Every entry is to be written out word for word.

START Data extract

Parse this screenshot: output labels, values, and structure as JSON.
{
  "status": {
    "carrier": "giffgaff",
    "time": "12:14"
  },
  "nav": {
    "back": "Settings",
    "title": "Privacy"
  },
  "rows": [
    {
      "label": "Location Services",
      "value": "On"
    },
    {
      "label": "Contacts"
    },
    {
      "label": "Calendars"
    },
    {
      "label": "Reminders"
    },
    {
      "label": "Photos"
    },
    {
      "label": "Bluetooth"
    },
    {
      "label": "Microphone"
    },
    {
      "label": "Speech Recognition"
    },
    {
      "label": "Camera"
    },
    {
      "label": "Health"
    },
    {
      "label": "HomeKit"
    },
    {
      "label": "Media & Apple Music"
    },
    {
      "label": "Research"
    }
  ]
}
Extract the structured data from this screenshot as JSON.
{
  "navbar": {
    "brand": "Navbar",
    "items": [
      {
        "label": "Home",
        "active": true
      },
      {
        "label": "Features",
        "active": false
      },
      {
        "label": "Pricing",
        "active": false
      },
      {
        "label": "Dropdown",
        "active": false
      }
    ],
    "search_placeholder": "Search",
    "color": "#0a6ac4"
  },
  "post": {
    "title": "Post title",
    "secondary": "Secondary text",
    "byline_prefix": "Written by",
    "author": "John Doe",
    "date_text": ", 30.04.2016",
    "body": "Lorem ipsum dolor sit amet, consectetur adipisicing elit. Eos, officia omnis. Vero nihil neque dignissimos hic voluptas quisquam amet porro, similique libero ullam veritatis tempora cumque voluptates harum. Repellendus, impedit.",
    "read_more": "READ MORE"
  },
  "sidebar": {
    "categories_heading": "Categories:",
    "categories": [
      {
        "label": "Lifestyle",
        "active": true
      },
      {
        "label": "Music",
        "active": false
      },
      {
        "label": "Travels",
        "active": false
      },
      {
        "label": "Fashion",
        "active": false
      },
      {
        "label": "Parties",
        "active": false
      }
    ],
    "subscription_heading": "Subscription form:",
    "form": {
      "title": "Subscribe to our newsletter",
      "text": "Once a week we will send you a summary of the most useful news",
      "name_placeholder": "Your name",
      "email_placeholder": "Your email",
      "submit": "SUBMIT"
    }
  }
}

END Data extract

Exercise answer
Parse this screenshot: output labels, values, and structure as JSON.
{
  "status": {
    "carrier": "giffgaff",
    "time": "12:14"
  },
  "nav": {
    "back": "Settings",
    "title": "Privacy"
  },
  "rows": [
    {
      "label": "Location Services",
      "value": "On"
    },
    {
      "label": "Contacts"
    },
    {
      "label": "Calendars"
    },
    {
      "label": "Reminders"
    },
    {
      "label": "Photos"
    },
    {
      "label": "Bluetooth"
    },
    {
      "label": "Microphone"
    },
    {
      "label": "Speech Recognition"
    },
    {
      "label": "Camera"
    },
    {
      "label": "Health"
    },
    {
      "label": "HomeKit"
    },
    {
      "label": "Media & Apple Music"
    },
    {
      "label": "Research"
    }
  ]
}
Extract the structured data from this screenshot as JSON.
{
  "navbar": {
    "brand": "Navbar",
    "items": [
      {
        "label": "Home",
        "active": true
      },
      {
        "label": "Features",
        "active": false
      },
      {
        "label": "Pricing",
        "active": false
      },
      {
        "label": "Dropdown",
        "active": false
      }
    ],
    "search_placeholder": "Search",
    "color": "#0a6ac4"
  },
  "post": {
    "title": "Post title",
    "secondary": "Secondary text",
    "byline_prefix": "Written by",
    "author": "John Doe",
    "date_text": ", 30.04.2016",
    "body": "Lorem ipsum dolor sit amet, consectetur adipisicing elit. Eos, officia omnis. Vero nihil neque dignissimos hic voluptas quisquam amet porro, similique libero ullam veritatis tempora cumque voluptates harum. Repellendus, impedit.",
    "read_more": "READ MORE"
  },
  "sidebar": {
    "categories_heading": "Categories:",
    "categories": [
      {
        "label": "Lifestyle",
        "active": true
      },
      {
        "label": "Music",
        "active": false
      },
      {
        "label": "Travels",
        "active": false
      },
      {
        "label": "Fashion",
        "active": false
      },
      {
        "label": "Parties",
        "active": false
      }
    ],
    "subscription_heading": "Subscription form:",
    "form": {
      "title": "Subscribe to our newsletter",
      "text": "Once a week we will send you a summary of the most useful news",
      "name_placeholder": "Your name",
      "email_placeholder": "Your email",
      "submit": "SUBMIT"
    }
  }
}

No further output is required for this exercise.